======== DATA TO USE

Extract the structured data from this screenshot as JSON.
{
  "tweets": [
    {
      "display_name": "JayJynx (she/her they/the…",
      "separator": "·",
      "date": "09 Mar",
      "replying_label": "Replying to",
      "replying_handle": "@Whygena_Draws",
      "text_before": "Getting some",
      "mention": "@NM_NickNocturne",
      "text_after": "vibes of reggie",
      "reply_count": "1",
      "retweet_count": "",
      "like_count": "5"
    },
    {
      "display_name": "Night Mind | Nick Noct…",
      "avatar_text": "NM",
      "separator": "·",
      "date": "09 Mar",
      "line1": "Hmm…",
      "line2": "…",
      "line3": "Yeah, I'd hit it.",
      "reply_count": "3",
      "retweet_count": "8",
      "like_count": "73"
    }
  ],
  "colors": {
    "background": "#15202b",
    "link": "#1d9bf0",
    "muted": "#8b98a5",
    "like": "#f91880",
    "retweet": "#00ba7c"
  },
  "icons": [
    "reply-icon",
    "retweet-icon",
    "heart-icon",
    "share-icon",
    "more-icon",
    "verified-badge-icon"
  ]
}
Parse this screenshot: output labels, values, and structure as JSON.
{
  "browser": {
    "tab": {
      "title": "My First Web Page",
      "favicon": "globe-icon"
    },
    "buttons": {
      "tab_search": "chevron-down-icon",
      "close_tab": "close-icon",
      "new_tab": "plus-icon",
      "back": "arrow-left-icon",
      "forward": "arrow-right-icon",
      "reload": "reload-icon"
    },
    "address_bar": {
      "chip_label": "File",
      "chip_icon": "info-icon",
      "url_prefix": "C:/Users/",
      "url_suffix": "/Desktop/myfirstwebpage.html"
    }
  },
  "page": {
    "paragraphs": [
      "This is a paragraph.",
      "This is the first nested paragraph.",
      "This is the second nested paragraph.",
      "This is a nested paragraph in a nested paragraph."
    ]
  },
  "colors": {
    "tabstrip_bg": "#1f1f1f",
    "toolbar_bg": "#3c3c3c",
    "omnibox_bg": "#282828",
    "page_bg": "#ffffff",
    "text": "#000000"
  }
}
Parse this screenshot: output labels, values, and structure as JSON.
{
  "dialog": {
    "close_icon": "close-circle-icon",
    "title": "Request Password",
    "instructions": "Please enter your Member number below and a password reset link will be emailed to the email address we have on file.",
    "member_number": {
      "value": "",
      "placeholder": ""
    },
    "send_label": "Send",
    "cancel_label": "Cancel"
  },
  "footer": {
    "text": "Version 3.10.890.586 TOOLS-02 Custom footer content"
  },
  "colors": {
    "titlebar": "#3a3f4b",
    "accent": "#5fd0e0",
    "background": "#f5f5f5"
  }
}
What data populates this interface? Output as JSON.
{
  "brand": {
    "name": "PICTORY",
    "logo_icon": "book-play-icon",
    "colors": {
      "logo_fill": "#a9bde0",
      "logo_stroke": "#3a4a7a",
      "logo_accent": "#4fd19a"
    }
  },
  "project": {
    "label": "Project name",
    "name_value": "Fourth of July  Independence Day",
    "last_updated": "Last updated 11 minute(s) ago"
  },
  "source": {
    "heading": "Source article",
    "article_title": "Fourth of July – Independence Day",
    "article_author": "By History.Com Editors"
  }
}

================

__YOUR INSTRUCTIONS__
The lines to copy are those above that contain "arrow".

__OUTPUT BELOW__
      "back": "arrow-left-icon",
      "forward": "arrow-right-icon",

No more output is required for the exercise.